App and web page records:
------------------------------------------------
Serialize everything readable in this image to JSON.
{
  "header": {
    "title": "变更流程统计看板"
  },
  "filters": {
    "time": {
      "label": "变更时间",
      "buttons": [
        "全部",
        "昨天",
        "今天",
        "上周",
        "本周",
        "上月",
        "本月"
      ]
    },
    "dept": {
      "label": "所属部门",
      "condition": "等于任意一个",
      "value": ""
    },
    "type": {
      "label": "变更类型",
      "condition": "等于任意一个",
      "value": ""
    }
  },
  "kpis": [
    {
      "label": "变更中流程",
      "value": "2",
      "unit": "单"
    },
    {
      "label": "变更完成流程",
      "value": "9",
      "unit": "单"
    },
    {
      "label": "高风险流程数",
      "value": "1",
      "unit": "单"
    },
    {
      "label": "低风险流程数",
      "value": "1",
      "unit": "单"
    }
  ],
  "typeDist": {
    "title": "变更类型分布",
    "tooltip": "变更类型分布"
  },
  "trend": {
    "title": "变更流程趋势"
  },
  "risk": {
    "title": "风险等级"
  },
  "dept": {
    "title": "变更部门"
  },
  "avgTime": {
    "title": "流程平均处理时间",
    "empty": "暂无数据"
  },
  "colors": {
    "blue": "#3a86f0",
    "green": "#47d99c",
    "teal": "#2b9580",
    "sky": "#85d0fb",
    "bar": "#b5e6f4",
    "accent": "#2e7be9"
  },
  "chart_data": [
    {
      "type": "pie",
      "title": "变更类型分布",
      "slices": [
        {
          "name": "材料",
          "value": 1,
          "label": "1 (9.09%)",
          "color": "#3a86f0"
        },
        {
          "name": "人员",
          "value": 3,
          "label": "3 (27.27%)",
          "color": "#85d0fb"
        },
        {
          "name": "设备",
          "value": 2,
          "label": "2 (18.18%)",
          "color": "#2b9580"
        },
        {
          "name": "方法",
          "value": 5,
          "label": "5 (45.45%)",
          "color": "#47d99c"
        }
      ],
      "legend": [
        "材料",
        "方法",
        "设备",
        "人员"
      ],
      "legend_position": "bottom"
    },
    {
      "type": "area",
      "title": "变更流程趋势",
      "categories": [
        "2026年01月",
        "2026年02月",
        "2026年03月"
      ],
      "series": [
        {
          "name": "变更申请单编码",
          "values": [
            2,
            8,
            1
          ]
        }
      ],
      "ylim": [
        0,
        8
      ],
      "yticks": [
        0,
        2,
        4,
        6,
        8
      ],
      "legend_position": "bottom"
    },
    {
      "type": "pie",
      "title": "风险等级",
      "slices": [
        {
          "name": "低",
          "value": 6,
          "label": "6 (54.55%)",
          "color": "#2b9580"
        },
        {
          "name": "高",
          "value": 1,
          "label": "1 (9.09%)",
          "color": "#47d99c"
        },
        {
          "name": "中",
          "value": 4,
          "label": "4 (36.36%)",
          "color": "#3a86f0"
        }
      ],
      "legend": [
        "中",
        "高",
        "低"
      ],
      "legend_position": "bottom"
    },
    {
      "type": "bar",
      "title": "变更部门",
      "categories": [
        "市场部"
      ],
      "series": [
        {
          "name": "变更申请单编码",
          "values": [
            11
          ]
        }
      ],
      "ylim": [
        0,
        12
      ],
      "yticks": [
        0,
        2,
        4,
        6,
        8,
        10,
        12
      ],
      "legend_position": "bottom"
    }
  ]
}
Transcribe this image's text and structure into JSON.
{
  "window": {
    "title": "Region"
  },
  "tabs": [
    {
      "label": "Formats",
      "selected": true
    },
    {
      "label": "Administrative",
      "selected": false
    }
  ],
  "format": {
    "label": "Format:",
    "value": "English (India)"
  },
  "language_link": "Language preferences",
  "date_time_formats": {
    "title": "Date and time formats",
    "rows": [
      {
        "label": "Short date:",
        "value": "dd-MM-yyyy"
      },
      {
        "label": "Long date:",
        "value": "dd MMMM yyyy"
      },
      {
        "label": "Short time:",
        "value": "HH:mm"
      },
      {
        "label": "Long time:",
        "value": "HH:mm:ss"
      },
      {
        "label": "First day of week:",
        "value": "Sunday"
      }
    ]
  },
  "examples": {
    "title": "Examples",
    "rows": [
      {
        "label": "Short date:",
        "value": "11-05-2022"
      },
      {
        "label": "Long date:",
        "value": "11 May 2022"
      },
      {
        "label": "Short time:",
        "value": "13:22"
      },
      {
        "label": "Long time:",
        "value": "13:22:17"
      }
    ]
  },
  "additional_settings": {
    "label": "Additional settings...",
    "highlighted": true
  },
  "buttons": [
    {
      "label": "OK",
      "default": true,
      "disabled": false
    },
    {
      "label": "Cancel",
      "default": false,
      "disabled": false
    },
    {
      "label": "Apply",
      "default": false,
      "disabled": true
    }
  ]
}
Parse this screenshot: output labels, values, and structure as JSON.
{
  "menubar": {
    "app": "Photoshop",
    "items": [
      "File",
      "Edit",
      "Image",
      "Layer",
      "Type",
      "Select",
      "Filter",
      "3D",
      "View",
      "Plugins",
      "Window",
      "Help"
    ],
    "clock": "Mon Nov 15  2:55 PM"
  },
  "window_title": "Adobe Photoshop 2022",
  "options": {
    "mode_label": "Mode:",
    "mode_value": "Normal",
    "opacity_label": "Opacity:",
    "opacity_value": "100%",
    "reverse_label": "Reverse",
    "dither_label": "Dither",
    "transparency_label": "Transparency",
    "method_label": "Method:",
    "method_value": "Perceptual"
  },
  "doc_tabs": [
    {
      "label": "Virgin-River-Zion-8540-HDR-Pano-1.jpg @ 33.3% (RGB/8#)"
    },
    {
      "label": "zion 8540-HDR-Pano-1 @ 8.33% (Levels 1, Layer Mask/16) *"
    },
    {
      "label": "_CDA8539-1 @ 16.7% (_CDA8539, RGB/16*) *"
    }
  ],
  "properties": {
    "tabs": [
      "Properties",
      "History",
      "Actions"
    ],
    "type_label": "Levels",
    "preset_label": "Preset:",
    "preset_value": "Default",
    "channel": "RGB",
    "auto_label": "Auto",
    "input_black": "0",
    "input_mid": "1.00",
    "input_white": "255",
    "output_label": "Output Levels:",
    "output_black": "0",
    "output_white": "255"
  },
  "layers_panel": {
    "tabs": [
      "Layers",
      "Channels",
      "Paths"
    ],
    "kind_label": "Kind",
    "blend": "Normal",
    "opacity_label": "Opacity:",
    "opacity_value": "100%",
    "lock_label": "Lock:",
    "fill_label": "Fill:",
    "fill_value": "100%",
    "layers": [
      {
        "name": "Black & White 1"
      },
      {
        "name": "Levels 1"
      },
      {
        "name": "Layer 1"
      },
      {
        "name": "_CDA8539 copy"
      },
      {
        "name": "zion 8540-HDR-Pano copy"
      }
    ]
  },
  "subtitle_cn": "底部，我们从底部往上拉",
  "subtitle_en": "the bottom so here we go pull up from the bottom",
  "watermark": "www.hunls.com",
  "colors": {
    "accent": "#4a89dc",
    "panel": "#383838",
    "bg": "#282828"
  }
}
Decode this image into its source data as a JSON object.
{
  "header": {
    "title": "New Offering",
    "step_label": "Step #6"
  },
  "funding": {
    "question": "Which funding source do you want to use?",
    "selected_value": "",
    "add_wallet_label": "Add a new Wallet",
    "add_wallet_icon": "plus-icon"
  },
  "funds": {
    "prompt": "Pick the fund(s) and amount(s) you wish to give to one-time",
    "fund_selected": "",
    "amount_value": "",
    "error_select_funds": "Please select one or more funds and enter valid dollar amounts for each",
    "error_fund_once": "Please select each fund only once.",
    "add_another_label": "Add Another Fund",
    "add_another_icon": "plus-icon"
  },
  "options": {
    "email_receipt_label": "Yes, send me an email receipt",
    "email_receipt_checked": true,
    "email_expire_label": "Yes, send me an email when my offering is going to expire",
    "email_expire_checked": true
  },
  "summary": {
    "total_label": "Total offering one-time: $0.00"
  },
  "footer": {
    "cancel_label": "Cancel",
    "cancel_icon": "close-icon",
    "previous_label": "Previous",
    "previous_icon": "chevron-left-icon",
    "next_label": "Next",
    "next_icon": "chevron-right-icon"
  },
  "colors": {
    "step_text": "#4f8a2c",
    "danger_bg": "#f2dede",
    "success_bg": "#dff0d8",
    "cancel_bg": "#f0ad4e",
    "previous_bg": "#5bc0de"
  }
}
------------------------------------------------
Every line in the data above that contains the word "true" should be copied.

Answer box |
      "selected": true
    "highlighted": true
      "default": true,
      "disabled": true
    "email_receipt_checked": true,
    "email_expire_checked": true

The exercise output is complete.